Patients with traumatic brain injury (TBI) and traumatic intracranial hemorrhage are frequently admitted to the intensive care unit (ICU) but never require critical care interventions. Improved ICU triage in this patient population can improve resource utilization and decrease health care costs. We sought to identify a low-risk group of patients with TBI who do not require admission to an ICU.
This is a retrospective cohort study of adult patients with TBI and traumatic intracranial hemorrhage. The need for ICU admission was defined as the presence of a critical care intervention. Patients were considered low risk if there was no critical care intervention before hospital admission. Measured outcomes included delayed critical care interventions at 48 hours and during hospitalization, mortality, and emergency surgery.
A total of 187 of 320 patients were considered low risk. In the low-risk group, two patients (1.1%; 95% confidence interval [CI], 0.1–3.8) had a delayed critical care intervention within 48 hours of admission and four patients (2.1%; 95% CI, 0.6–5.4) after 48 hours of admission. Two patients (1.1%; 95% CI, 0–3.8) in the low-risk group died. No patients in the low-risk group required neurosurgical intervention.

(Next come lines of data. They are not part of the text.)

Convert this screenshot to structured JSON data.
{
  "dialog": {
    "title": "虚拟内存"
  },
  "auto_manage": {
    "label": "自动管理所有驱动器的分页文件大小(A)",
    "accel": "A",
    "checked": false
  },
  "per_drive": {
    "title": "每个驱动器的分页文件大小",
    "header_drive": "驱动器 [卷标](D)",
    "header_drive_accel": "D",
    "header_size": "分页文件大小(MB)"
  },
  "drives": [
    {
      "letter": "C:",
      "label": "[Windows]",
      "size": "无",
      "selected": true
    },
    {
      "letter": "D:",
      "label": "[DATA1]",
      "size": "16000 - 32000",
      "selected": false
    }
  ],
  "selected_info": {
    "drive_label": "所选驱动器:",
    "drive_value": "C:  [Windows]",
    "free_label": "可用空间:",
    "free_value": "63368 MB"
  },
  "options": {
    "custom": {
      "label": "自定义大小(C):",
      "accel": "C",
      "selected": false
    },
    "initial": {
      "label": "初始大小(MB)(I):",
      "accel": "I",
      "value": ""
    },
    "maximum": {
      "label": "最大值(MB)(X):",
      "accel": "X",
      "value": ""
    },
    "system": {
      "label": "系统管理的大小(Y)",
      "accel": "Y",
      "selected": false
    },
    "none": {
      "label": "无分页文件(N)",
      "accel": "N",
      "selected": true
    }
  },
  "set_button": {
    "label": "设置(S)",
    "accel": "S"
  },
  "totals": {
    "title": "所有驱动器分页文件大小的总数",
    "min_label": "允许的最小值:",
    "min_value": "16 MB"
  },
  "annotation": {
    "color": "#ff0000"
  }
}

Patients with TBI without a critical care intervention before admission are at low risk for requiring future critical care interventions. Future studies are required to validate if this low-risk criteria can serve as a safe, cost-effective triage tool for ICU admission.